◆ TASK ITEM
Go through the lines below and copy each one that holds the string "unity".

◆ DATA LISTING
╔══

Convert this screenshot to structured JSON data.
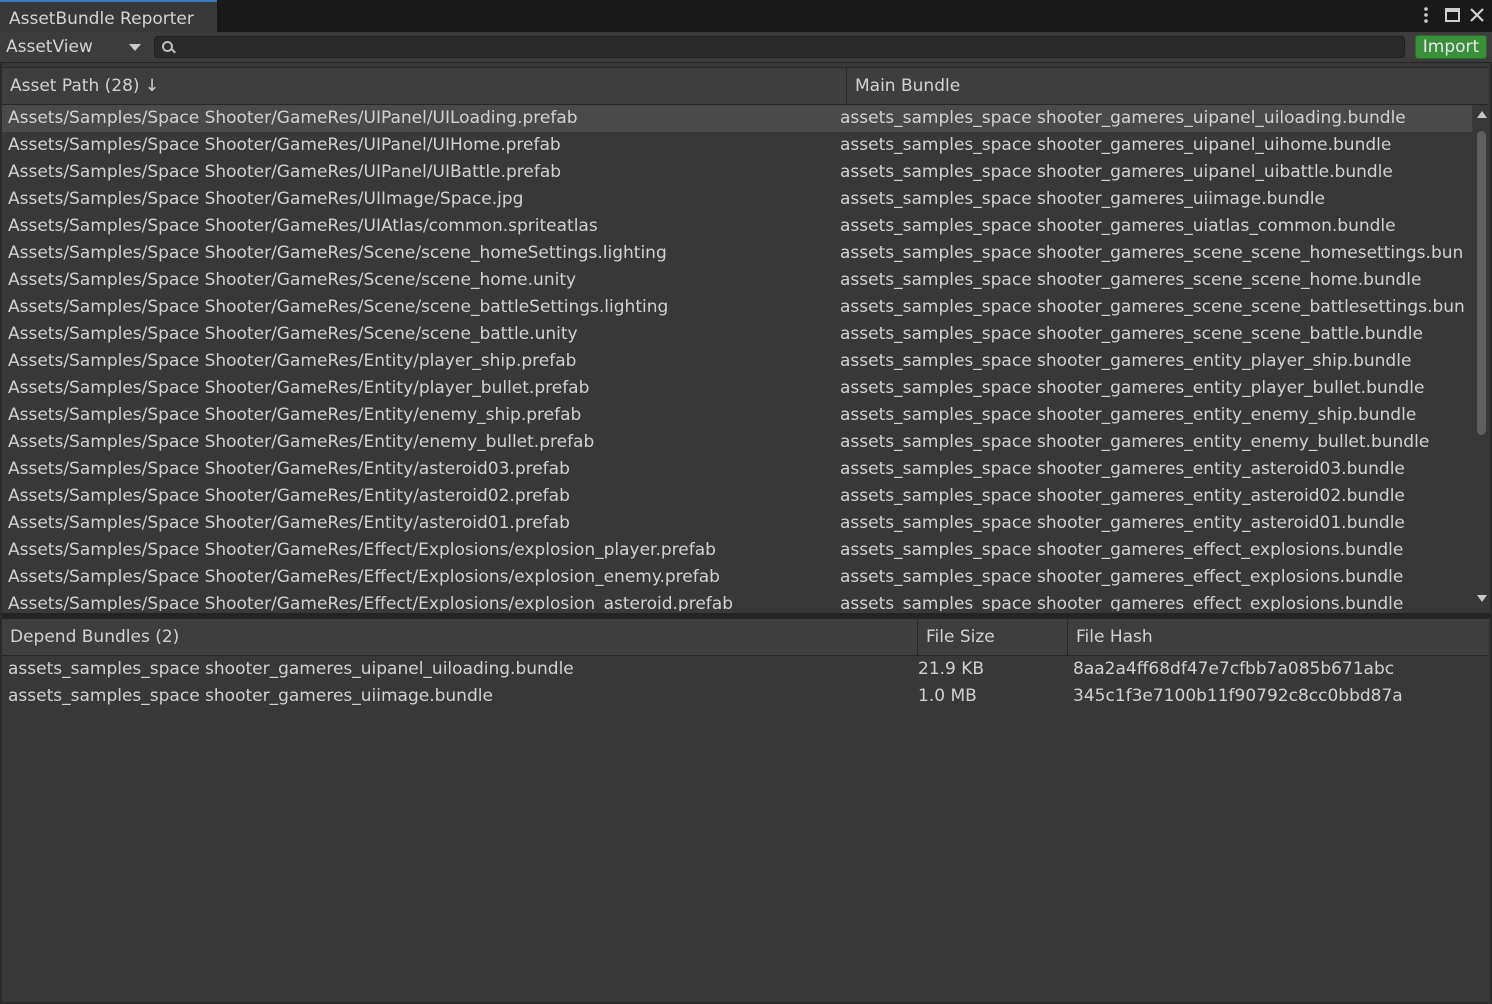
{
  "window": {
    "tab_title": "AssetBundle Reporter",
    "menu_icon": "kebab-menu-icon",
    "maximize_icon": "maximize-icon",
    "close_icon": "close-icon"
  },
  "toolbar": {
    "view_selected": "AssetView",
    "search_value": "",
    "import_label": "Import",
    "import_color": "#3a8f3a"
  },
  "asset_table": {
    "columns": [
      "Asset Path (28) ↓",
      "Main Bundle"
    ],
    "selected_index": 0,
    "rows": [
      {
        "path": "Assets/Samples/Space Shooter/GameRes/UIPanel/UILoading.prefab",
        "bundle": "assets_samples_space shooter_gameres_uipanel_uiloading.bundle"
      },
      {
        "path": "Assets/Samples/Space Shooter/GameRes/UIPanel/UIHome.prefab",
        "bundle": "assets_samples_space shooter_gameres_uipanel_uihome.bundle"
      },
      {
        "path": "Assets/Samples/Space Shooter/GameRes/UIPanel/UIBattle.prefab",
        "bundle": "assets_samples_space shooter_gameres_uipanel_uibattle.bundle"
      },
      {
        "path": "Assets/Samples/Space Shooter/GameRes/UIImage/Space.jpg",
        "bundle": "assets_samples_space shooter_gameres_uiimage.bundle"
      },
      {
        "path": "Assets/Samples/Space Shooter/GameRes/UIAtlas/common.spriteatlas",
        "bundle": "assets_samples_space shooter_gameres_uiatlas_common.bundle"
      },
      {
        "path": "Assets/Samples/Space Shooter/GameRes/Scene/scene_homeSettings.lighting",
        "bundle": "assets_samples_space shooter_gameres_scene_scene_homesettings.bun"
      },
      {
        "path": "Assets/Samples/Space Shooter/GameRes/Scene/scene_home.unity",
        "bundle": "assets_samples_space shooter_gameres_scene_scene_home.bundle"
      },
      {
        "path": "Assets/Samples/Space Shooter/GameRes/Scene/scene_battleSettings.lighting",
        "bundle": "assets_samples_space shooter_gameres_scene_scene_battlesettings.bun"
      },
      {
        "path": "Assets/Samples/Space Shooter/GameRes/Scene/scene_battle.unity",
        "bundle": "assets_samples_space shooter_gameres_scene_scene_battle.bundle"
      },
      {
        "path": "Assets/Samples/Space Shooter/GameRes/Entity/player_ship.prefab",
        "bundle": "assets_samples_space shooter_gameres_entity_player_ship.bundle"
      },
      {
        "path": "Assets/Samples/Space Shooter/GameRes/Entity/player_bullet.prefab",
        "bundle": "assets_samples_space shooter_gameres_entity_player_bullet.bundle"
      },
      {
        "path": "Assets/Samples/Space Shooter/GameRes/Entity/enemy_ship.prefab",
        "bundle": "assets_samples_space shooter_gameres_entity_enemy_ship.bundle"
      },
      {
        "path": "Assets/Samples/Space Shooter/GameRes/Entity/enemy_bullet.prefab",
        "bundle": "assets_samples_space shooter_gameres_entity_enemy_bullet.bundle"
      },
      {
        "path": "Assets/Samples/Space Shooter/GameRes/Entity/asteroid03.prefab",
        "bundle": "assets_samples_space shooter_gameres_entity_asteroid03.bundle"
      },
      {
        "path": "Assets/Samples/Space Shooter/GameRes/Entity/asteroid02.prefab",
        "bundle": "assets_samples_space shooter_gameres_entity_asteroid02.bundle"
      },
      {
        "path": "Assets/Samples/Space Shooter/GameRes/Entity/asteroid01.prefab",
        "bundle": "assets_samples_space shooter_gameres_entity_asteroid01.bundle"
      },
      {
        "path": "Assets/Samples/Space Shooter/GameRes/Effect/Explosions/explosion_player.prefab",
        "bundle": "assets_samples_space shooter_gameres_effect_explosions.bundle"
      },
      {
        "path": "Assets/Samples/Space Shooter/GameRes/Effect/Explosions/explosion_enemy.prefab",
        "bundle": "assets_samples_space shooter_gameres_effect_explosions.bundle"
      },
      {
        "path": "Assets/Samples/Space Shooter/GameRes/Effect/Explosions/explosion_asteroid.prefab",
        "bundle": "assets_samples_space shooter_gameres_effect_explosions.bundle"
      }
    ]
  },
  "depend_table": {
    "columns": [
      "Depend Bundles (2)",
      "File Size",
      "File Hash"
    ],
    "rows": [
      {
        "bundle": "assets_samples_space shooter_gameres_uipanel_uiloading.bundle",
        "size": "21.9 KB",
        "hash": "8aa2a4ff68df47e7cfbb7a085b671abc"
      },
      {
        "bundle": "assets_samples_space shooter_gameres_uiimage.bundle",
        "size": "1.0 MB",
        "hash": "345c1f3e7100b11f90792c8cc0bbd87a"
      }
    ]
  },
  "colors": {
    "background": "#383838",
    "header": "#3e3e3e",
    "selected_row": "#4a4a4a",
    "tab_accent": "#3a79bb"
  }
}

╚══

◆ EXERCISE SOLUTION
        "path": "Assets/Samples/Space Shooter/GameRes/Scene/scene_home.unity",
        "path": "Assets/Samples/Space Shooter/GameRes/Scene/scene_battle.unity",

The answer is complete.